The current thinking on cosmic strings goes as follows: When inflation occurred, “cracks” in the universe’s phase transition arose, and these cracks created thin, superdense strings of matter and energy. These features might have formed like fissures in ice, along faults between transition zones. These sinewy filaments of matter might forever be frozen in a primordial state, having avoided the cosmic inflation the rest of the universe experienced.
If they exist, cosmic strings are almost unimaginably thin, yet they possess nearly unlimited length. Strings also may be incredibly dense, much denser than the matter at a neutron star’s center. With such density, cosmic strings would act as gravitational lenses if they floated in front of bright background objects, and this could be one way to find one. Yet spotting a long cosmic string could be incredibly difficult: Computer simulations suggest they would be spaced about 325 million light-years apart. The nearest long cosmic string might be 10,000 light-years away.

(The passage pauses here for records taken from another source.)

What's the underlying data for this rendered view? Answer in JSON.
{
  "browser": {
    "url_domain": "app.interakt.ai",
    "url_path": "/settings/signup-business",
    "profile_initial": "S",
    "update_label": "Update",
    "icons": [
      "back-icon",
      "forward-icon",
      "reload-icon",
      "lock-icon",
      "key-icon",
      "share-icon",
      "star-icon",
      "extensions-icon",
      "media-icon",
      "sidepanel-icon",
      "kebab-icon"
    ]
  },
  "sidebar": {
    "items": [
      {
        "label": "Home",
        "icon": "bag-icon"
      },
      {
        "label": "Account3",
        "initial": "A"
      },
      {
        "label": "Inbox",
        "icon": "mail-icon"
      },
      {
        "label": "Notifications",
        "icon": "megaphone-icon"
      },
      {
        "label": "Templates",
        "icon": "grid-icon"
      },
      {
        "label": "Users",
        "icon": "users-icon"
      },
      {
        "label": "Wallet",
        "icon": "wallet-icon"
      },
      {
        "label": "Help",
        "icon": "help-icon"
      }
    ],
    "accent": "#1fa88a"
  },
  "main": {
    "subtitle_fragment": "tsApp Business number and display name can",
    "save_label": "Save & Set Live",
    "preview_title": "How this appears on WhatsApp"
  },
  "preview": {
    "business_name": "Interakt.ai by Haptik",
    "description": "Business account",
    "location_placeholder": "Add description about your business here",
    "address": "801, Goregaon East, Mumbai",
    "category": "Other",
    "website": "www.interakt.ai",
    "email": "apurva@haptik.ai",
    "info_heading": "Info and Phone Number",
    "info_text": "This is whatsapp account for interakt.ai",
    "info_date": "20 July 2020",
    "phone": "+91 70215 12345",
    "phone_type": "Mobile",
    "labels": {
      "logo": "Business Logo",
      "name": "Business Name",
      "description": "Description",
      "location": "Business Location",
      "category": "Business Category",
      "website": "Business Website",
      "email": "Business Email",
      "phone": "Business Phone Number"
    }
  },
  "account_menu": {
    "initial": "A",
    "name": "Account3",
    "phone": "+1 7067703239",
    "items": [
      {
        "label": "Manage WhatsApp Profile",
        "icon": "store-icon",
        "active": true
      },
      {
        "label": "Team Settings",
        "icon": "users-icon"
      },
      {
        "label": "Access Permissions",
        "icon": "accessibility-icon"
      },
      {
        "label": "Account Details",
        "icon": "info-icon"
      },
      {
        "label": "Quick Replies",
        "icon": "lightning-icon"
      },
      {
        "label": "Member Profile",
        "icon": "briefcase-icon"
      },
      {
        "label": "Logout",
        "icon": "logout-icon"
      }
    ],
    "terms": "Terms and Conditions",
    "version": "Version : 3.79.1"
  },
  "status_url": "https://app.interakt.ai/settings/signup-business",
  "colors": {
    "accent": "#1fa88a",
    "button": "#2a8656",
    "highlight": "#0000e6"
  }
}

The possibility of detecting a cosmic string by lensing exists, but another avenue may offer better odds. Since 2015, astronomers have been looking for bursts of gravitational waves associated with cosmic strings using gravitational wave observatories such as LIGO and Virgo, though they have not yet found any evidence. “Cosmic strings might actually provide the best observational window into fundamental string theory,” says Thomas Kibble of Imperial College London. With a rebirth of study and credibility, cosmic strings will carry on as a hot topic.